"My parents taught me how to ride, told me to be safe and sent me out on the street," Campbell said. "You don't get the training in school. A lot of people don't know that the rules of the road apply to bikes."
Campbell said the crackdown is a good opportunity for Berkeley bike riders to take one of his organization's three free classes on bike safety. For more info, check

1 comment:

  1. I agree that people riding bicycles should conduct themselves safely when on the roads and be respectful of the rights of car drivers, pedestrians and other road users.

    I strongly disagree that people riding bicycles (many of whom also drive cars and walk at times) should be subject to the same road rules as people driving cars.

    Why? Because the road rules were designed for cars, not bicycles, and the driving experience and conditions of the two types of vehicle is fundamentally different.

    Should we obey the law? Yes, of course. But in return, the law should be appropriate and not act as a yolk on the shoulders of the people.

    This is what current road traffic law is to cyclists.

    People such as myself, who respect laws, are turned into law-breakers when we travel by bicycle. I do not wish to break the law, but conforming to it makes riding a bicycle so difficult and slow that I'd rather drive a car.

    Little or no science has been applied to the decision that bicyclists should stop at stop signs and wait at red lights. The decision was merely a half-baked assumption that it would be the way to go.

    The fact that so many cyclists disobey these laws is not to do with ignorance, it is because the assumption was incorrect.

    The state of Idaho has it right: bicycles yield (not necessarily stop) at stop signs, and they stop (not necessarily wait) at stop lights.

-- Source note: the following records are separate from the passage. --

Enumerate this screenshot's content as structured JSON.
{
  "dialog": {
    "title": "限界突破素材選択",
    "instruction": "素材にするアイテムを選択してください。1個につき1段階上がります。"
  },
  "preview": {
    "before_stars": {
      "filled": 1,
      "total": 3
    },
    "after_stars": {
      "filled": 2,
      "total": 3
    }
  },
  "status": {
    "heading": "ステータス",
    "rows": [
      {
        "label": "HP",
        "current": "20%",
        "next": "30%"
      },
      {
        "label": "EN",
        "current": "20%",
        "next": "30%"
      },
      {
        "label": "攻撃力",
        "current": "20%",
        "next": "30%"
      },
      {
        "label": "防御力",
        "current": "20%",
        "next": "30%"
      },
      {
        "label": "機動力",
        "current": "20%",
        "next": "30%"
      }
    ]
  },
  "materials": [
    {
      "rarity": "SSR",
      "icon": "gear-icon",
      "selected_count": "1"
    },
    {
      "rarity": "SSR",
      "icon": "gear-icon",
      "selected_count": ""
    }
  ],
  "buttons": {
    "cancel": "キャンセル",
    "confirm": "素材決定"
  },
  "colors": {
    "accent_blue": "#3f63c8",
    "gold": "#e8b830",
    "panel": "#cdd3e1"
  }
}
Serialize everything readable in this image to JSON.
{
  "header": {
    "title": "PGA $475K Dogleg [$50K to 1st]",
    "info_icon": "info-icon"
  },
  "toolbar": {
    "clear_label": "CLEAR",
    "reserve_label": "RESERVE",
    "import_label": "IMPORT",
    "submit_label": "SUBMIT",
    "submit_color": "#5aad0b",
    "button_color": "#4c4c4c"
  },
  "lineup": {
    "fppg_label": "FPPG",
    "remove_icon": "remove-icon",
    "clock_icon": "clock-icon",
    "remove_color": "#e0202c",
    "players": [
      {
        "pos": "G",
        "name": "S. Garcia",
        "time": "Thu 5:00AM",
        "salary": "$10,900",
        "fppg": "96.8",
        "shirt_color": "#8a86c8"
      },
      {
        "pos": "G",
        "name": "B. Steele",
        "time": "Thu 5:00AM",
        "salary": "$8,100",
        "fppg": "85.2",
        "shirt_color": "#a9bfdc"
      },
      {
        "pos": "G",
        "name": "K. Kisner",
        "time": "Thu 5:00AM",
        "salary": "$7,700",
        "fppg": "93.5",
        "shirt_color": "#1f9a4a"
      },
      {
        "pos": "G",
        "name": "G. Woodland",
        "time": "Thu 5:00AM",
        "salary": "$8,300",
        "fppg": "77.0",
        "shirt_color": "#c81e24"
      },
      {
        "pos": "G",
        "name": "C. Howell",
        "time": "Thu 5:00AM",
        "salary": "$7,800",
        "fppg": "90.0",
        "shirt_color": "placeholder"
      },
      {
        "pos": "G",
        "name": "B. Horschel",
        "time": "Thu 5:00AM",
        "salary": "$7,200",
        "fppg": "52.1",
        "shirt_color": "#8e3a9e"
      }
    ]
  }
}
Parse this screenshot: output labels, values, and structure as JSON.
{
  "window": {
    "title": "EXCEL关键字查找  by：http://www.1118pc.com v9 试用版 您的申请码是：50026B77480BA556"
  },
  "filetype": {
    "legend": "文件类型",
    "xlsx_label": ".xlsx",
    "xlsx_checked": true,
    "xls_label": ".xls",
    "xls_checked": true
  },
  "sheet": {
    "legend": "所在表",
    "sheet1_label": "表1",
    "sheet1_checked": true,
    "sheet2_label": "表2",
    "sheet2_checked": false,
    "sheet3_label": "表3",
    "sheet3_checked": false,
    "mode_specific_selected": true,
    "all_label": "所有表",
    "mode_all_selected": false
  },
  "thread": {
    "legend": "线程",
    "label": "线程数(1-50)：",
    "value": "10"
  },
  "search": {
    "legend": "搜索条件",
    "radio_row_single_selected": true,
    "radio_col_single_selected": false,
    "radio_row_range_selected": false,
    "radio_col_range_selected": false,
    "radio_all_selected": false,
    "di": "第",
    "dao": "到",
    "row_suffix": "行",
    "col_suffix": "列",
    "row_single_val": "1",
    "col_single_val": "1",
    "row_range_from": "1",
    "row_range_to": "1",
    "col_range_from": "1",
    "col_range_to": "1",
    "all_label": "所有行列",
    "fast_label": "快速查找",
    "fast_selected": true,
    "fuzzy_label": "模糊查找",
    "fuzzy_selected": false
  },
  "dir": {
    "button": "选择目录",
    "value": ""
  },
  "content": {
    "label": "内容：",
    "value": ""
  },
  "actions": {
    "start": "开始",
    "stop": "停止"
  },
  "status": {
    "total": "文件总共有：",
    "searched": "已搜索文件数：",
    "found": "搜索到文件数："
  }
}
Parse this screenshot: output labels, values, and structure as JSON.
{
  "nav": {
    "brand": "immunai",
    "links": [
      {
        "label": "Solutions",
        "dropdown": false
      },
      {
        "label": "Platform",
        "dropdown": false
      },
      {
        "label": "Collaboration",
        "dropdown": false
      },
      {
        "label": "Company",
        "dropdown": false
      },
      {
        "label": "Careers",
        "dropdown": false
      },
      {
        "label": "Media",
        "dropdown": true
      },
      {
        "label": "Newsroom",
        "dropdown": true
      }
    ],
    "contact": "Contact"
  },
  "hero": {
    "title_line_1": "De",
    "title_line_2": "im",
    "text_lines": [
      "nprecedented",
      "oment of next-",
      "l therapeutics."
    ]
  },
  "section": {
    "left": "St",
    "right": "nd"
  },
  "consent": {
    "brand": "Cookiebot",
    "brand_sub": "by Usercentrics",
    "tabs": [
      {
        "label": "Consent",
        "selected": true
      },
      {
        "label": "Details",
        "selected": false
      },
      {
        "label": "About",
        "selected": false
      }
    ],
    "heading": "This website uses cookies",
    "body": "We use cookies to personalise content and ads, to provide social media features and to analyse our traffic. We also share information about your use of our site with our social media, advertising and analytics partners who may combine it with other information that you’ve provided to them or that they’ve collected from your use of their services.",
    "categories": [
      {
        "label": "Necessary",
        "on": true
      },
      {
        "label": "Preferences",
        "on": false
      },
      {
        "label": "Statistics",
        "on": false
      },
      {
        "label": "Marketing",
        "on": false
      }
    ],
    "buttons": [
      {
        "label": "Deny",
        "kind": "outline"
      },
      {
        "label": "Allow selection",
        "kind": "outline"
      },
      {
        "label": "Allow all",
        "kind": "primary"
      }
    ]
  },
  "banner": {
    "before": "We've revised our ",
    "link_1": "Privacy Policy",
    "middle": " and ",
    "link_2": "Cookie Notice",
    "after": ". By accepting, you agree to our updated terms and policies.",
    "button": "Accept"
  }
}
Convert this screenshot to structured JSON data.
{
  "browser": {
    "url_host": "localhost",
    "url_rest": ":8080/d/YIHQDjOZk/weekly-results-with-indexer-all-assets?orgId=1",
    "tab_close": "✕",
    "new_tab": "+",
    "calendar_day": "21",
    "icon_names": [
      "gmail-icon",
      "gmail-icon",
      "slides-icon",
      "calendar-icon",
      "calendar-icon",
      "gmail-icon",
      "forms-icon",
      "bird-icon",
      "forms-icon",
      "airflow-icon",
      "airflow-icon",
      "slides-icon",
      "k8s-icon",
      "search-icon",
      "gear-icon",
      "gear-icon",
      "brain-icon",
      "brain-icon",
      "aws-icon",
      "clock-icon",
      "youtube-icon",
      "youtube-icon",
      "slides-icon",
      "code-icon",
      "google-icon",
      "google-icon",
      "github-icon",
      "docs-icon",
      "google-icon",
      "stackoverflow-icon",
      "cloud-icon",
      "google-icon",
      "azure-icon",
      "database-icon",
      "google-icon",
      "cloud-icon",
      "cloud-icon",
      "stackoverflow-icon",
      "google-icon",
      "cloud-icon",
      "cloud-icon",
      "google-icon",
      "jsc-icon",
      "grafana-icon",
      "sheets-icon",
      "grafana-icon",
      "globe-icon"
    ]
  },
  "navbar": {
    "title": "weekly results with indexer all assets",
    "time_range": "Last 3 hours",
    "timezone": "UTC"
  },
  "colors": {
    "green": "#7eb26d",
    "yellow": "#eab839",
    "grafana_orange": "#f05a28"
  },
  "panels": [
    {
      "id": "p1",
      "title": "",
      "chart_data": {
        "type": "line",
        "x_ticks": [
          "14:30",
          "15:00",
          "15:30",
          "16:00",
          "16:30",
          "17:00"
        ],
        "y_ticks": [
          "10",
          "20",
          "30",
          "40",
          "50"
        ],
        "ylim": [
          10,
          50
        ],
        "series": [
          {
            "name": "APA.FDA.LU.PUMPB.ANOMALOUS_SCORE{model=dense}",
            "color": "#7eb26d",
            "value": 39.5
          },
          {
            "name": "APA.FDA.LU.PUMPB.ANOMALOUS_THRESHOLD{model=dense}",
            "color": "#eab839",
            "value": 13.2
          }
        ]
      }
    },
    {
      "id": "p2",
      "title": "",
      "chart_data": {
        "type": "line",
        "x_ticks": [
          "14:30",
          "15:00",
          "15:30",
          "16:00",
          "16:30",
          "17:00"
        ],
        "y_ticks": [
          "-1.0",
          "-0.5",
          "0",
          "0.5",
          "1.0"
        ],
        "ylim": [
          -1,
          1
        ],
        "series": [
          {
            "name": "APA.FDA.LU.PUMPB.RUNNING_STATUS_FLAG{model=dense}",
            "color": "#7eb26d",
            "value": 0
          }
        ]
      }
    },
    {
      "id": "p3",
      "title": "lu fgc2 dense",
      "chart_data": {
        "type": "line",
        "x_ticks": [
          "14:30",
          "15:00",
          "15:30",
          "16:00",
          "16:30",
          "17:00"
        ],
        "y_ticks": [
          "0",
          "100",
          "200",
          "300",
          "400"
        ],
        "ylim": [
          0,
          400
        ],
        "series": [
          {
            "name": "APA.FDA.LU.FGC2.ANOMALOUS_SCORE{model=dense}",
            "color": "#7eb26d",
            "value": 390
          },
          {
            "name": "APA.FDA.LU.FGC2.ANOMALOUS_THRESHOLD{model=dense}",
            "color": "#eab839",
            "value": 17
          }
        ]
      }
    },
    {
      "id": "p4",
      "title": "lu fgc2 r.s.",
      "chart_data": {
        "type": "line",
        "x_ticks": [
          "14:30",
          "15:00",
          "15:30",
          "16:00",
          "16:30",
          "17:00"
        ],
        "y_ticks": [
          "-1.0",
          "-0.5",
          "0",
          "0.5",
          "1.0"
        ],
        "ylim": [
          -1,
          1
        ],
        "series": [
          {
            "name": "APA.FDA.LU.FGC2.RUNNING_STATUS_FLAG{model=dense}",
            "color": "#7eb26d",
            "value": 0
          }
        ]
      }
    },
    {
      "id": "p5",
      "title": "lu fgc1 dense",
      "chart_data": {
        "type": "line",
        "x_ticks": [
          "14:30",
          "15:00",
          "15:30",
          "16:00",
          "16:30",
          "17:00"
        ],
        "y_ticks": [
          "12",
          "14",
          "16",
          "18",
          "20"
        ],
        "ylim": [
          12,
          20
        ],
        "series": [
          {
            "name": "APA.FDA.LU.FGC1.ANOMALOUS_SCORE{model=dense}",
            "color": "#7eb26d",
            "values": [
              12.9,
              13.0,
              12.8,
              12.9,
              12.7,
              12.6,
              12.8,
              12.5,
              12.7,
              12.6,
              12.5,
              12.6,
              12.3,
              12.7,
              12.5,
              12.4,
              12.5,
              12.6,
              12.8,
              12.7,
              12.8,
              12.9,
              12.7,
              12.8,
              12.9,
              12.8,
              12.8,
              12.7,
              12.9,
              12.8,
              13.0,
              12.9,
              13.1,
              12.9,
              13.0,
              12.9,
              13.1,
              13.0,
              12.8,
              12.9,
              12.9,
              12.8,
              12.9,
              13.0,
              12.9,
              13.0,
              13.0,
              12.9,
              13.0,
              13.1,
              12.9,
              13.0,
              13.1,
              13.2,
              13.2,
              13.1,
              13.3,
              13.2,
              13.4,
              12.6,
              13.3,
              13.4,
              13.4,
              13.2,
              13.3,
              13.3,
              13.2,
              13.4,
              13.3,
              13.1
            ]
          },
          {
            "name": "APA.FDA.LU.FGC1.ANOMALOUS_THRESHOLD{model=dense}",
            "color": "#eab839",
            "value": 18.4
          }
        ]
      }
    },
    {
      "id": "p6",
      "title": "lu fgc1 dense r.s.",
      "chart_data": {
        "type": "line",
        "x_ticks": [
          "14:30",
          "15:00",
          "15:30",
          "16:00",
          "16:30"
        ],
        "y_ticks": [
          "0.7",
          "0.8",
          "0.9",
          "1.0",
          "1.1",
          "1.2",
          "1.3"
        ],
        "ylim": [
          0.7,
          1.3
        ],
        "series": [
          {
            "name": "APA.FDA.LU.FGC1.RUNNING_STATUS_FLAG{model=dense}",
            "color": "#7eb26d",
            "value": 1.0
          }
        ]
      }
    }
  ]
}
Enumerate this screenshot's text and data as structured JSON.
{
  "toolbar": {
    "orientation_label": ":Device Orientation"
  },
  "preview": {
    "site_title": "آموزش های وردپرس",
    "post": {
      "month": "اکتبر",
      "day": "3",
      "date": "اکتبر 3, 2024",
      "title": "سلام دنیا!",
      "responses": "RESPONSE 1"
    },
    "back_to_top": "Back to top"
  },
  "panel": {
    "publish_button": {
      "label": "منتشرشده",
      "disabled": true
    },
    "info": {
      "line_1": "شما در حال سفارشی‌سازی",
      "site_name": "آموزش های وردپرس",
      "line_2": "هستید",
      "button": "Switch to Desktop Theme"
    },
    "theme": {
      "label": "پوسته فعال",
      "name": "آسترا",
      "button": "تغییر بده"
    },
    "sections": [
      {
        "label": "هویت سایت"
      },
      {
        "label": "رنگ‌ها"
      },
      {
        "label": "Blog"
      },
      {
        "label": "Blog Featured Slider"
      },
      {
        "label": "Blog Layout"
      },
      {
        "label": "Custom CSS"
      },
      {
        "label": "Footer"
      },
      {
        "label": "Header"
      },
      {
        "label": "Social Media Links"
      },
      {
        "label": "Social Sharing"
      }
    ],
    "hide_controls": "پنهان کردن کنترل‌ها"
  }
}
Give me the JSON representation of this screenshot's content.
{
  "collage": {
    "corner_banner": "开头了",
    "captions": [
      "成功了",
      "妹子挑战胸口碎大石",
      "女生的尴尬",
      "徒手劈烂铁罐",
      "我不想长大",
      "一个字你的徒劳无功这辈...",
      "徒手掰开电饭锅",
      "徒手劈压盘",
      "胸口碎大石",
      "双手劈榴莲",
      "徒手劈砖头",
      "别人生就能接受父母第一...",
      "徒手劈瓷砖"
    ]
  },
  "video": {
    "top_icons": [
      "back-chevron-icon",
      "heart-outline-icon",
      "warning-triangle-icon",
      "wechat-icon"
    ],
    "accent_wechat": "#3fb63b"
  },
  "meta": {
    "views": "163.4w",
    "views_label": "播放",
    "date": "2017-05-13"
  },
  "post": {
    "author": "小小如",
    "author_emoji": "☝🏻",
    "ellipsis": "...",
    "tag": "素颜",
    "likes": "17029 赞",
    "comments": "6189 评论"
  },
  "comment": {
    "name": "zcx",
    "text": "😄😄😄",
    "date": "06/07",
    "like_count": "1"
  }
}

    I encourage cyclists to disobey the California road laws, but do so in a respectful way. The purpose of this disobedience is not to be a scofflaw, but to draw attention to a problem that urgently needs to be fixed.